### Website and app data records
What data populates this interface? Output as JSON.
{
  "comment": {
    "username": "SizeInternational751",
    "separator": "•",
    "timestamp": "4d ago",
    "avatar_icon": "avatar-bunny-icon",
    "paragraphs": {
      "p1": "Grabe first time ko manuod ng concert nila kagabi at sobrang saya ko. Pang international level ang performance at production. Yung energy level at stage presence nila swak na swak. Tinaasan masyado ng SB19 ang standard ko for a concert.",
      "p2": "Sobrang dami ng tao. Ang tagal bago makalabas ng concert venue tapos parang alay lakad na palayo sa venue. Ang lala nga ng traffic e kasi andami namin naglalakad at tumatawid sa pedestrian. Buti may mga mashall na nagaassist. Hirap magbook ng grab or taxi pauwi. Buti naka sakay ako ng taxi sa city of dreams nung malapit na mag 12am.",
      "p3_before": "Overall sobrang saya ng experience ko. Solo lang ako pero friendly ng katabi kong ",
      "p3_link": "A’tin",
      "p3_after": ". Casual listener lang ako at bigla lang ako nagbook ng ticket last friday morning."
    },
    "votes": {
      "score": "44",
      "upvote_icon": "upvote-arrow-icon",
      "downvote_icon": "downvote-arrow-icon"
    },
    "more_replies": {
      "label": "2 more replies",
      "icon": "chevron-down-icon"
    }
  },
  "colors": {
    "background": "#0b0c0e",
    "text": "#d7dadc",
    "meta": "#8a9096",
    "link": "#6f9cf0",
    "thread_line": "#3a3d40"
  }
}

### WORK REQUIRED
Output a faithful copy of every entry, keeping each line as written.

### SOLUTION TO THE EXERCISE
What data populates this interface? Output as JSON.
{
  "comment": {
    "username": "SizeInternational751",
    "separator": "•",
    "timestamp": "4d ago",
    "avatar_icon": "avatar-bunny-icon",
    "paragraphs": {
      "p1": "Grabe first time ko manuod ng concert nila kagabi at sobrang saya ko. Pang international level ang performance at production. Yung energy level at stage presence nila swak na swak. Tinaasan masyado ng SB19 ang standard ko for a concert.",
      "p2": "Sobrang dami ng tao. Ang tagal bago makalabas ng concert venue tapos parang alay lakad na palayo sa venue. Ang lala nga ng traffic e kasi andami namin naglalakad at tumatawid sa pedestrian. Buti may mga mashall na nagaassist. Hirap magbook ng grab or taxi pauwi. Buti naka sakay ako ng taxi sa city of dreams nung malapit na mag 12am.",
      "p3_before": "Overall sobrang saya ng experience ko. Solo lang ako pero friendly ng katabi kong ",
      "p3_link": "A’tin",
      "p3_after": ". Casual listener lang ako at bigla lang ako nagbook ng ticket last friday morning."
    },
    "votes": {
      "score": "44",
      "upvote_icon": "upvote-arrow-icon",
      "downvote_icon": "downvote-arrow-icon"
    },
    "more_replies": {
      "label": "2 more replies",
      "icon": "chevron-down-icon"
    }
  },
  "colors": {
    "background": "#0b0c0e",
    "text": "#d7dadc",
    "meta": "#8a9096",
    "link": "#6f9cf0",
    "thread_line": "#3a3d40"
  }
}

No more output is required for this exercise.